• _Exercise instructions_
Retype the data exactly, leaving nothing out.

(Beginning of Dataset)

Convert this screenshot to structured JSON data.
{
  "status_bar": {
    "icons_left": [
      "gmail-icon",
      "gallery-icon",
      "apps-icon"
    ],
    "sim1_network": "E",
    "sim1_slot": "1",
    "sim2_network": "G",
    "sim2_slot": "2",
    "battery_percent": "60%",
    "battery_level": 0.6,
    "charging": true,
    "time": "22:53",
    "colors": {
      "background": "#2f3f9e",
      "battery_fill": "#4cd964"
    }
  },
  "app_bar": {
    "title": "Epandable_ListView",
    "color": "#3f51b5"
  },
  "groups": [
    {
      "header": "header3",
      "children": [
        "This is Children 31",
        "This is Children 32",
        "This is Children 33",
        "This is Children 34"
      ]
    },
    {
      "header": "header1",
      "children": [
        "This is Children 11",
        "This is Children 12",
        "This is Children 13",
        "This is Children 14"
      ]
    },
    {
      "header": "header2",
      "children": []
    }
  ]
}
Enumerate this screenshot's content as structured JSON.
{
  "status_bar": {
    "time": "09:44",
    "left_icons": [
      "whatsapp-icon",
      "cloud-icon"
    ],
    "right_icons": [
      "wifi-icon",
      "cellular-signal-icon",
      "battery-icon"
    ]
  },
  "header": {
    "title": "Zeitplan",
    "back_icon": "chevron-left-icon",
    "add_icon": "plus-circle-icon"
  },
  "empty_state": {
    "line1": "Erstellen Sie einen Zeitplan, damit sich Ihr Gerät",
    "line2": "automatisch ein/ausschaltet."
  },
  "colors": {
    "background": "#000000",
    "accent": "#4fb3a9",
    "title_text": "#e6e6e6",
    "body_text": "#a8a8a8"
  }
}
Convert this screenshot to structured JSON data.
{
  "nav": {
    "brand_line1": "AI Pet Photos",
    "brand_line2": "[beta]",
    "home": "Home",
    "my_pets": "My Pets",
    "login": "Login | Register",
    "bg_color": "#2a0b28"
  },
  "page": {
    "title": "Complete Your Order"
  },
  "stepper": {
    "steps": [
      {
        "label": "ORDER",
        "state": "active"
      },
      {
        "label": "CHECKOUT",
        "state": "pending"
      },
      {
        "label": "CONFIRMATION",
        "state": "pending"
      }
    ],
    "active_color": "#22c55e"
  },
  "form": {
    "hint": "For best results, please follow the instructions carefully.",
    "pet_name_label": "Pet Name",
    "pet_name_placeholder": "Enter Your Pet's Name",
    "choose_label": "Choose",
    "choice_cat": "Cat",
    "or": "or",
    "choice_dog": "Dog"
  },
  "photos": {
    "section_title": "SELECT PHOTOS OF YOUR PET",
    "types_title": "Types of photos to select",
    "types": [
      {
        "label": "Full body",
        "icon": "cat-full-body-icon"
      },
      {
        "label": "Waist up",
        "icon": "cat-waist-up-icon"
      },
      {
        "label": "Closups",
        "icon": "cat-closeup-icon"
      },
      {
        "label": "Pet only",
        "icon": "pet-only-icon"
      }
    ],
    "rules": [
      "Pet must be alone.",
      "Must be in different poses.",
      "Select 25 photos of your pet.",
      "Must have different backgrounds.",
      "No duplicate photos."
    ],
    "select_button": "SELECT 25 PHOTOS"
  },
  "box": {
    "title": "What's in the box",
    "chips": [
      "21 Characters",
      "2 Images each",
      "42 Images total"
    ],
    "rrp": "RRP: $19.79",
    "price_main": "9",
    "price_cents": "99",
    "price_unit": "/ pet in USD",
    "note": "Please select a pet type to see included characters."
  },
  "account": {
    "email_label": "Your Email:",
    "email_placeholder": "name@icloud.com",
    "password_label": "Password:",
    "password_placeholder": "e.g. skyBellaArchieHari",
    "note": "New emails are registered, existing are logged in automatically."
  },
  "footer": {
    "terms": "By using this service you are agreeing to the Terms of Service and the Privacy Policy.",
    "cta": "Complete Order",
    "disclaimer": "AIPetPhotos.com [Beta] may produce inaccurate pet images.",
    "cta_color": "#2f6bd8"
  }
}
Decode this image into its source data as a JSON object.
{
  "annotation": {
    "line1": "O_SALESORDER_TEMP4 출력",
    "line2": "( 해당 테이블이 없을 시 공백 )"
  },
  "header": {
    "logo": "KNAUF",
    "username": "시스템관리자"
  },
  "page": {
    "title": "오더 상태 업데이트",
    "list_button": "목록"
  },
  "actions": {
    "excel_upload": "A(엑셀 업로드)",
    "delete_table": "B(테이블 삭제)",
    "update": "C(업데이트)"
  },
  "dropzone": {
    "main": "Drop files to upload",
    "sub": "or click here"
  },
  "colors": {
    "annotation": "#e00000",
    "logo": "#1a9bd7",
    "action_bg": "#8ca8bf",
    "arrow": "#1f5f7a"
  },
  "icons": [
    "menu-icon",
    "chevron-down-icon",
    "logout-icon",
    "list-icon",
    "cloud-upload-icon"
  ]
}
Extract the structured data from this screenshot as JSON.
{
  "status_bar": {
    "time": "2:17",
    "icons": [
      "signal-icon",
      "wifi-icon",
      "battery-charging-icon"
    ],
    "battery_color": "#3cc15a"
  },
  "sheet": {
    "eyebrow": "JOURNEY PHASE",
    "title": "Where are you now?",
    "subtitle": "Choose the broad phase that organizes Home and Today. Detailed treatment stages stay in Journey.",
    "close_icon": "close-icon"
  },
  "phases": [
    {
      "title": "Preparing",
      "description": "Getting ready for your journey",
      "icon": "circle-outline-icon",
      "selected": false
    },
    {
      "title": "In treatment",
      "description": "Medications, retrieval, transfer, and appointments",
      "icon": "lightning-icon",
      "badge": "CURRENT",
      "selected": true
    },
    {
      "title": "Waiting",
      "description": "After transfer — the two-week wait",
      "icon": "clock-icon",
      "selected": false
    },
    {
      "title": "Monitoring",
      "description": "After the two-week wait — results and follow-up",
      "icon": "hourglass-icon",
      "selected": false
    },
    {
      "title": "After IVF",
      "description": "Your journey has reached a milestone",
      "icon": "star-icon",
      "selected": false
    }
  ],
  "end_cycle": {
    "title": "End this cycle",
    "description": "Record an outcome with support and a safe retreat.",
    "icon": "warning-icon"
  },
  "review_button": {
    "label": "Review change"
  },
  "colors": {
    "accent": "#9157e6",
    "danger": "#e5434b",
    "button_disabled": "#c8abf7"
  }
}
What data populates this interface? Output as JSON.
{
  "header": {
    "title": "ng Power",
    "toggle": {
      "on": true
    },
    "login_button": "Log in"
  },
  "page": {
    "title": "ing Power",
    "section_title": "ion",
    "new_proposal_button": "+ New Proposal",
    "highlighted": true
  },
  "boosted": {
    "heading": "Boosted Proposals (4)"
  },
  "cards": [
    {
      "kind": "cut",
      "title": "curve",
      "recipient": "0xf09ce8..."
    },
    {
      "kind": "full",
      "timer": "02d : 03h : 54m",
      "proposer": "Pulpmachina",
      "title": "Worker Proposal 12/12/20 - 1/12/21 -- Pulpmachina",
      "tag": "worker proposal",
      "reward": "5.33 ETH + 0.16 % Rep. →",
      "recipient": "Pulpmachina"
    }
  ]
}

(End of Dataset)

• _Solution to the exercise_
Convert this screenshot to structured JSON data.
{
  "status_bar": {
    "icons_left": [
      "gmail-icon",
      "gallery-icon",
      "apps-icon"
    ],
    "sim1_network": "E",
    "sim1_slot": "1",
    "sim2_network": "G",
    "sim2_slot": "2",
    "battery_percent": "60%",
    "battery_level": 0.6,
    "charging": true,
    "time": "22:53",
    "colors": {
      "background": "#2f3f9e",
      "battery_fill": "#4cd964"
    }
  },
  "app_bar": {
    "title": "Epandable_ListView",
    "color": "#3f51b5"
  },
  "groups": [
    {
      "header": "header3",
      "children": [
        "This is Children 31",
        "This is Children 32",
        "This is Children 33",
        "This is Children 34"
      ]
    },
    {
      "header": "header1",
      "children": [
        "This is Children 11",
        "This is Children 12",
        "This is Children 13",
        "This is Children 14"
      ]
    },
    {
      "header": "header2",
      "children": []
    }
  ]
}
Enumerate this screenshot's content as structured JSON.
{
  "status_bar": {
    "time": "09:44",
    "left_icons": [
      "whatsapp-icon",
      "cloud-icon"
    ],
    "right_icons": [
      "wifi-icon",
      "cellular-signal-icon",
      "battery-icon"
    ]
  },
  "header": {
    "title": "Zeitplan",
    "back_icon": "chevron-left-icon",
    "add_icon": "plus-circle-icon"
  },
  "empty_state": {
    "line1": "Erstellen Sie einen Zeitplan, damit sich Ihr Gerät",
    "line2": "automatisch ein/ausschaltet."
  },
  "colors": {
    "background": "#000000",
    "accent": "#4fb3a9",
    "title_text": "#e6e6e6",
    "body_text": "#a8a8a8"
  }
}
Convert this screenshot to structured JSON data.
{
  "nav": {
    "brand_line1": "AI Pet Photos",
    "brand_line2": "[beta]",
    "home": "Home",
    "my_pets": "My Pets",
    "login": "Login | Register",
    "bg_color": "#2a0b28"
  },
  "page": {
    "title": "Complete Your Order"
  },
  "stepper": {
    "steps": [
      {
        "label": "ORDER",
        "state": "active"
      },
      {
        "label": "CHECKOUT",
        "state": "pending"
      },
      {
        "label": "CONFIRMATION",
        "state": "pending"
      }
    ],
    "active_color": "#22c55e"
  },
  "form": {
    "hint": "For best results, please follow the instructions carefully.",
    "pet_name_label": "Pet Name",
    "pet_name_placeholder": "Enter Your Pet's Name",
    "choose_label": "Choose",
    "choice_cat": "Cat",
    "or": "or",
    "choice_dog": "Dog"
  },
  "photos": {
    "section_title": "SELECT PHOTOS OF YOUR PET",
    "types_title": "Types of photos to select",
    "types": [
      {
        "label": "Full body",
        "icon": "cat-full-body-icon"
      },
      {
        "label": "Waist up",
        "icon": "cat-waist-up-icon"
      },
      {
        "label": "Closups",
        "icon": "cat-closeup-icon"
      },
      {
        "label": "Pet only",
        "icon": "pet-only-icon"
      }
    ],
    "rules": [
      "Pet must be alone.",
      "Must be in different poses.",
      "Select 25 photos of your pet.",
      "Must have different backgrounds.",
      "No duplicate photos."
    ],
    "select_button": "SELECT 25 PHOTOS"
  },
  "box": {
    "title": "What's in the box",
    "chips": [
      "21 Characters",
      "2 Images each",
      "42 Images total"
    ],
    "rrp": "RRP: $19.79",
    "price_main": "9",
    "price_cents": "99",
    "price_unit": "/ pet in USD",
    "note": "Please select a pet type to see included characters."
  },
  "account": {
    "email_label": "Your Email:",
    "email_placeholder": "name@icloud.com",
    "password_label": "Password:",
    "password_placeholder": "e.g. skyBellaArchieHari",
    "note": "New emails are registered, existing are logged in automatically."
  },
  "footer": {
    "terms": "By using this service you are agreeing to the Terms of Service and the Privacy Policy.",
    "cta": "Complete Order",
    "disclaimer": "AIPetPhotos.com [Beta] may produce inaccurate pet images.",
    "cta_color": "#2f6bd8"
  }
}
Decode this image into its source data as a JSON object.
{
  "annotation": {
    "line1": "O_SALESORDER_TEMP4 출력",
    "line2": "( 해당 테이블이 없을 시 공백 )"
  },
  "header": {
    "logo": "KNAUF",
    "username": "시스템관리자"
  },
  "page": {
    "title": "오더 상태 업데이트",
    "list_button": "목록"
  },
  "actions": {
    "excel_upload": "A(엑셀 업로드)",
    "delete_table": "B(테이블 삭제)",
    "update": "C(업데이트)"
  },
  "dropzone": {
    "main": "Drop files to upload",
    "sub": "or click here"
  },
  "colors": {
    "annotation": "#e00000",
    "logo": "#1a9bd7",
    "action_bg": "#8ca8bf",
    "arrow": "#1f5f7a"
  },
  "icons": [
    "menu-icon",
    "chevron-down-icon",
    "logout-icon",
    "list-icon",
    "cloud-upload-icon"
  ]
}
Extract the structured data from this screenshot as JSON.
{
  "status_bar": {
    "time": "2:17",
    "icons": [
      "signal-icon",
      "wifi-icon",
      "battery-charging-icon"
    ],
    "battery_color": "#3cc15a"
  },
  "sheet": {
    "eyebrow": "JOURNEY PHASE",
    "title": "Where are you now?",
    "subtitle": "Choose the broad phase that organizes Home and Today. Detailed treatment stages stay in Journey.",
    "close_icon": "close-icon"
  },
  "phases": [
    {
      "title": "Preparing",
      "description": "Getting ready for your journey",
      "icon": "circle-outline-icon",
      "selected": false
    },
    {
      "title": "In treatment",
      "description": "Medications, retrieval, transfer, and appointments",
      "icon": "lightning-icon",
      "badge": "CURRENT",
      "selected": true
    },
    {
      "title": "Waiting",
      "description": "After transfer — the two-week wait",
      "icon": "clock-icon",
      "selected": false
    },
    {
      "title": "Monitoring",
      "description": "After the two-week wait — results and follow-up",
      "icon": "hourglass-icon",
      "selected": false
    },
    {
      "title": "After IVF",
      "description": "Your journey has reached a milestone",
      "icon": "star-icon",
      "selected": false
    }
  ],
  "end_cycle": {
    "title": "End this cycle",
    "description": "Record an outcome with support and a safe retreat.",
    "icon": "warning-icon"
  },
  "review_button": {
    "label": "Review change"
  },
  "colors": {
    "accent": "#9157e6",
    "danger": "#e5434b",
    "button_disabled": "#c8abf7"
  }
}
What data populates this interface? Output as JSON.
{
  "header": {
    "title": "ng Power",
    "toggle": {
      "on": true
    },
    "login_button": "Log in"
  },
  "page": {
    "title": "ing Power",
    "section_title": "ion",
    "new_proposal_button": "+ New Proposal",
    "highlighted": true
  },
  "boosted": {
    "heading": "Boosted Proposals (4)"
  },
  "cards": [
    {
      "kind": "cut",
      "title": "curve",
      "recipient": "0xf09ce8..."
    },
    {
      "kind": "full",
      "timer": "02d : 03h : 54m",
      "proposer": "Pulpmachina",
      "title": "Worker Proposal 12/12/20 - 1/12/21 -- Pulpmachina",
      "tag": "worker proposal",
      "reward": "5.33 ETH + 0.16 % Rep. →",
      "recipient": "Pulpmachina"
    }
  ]
}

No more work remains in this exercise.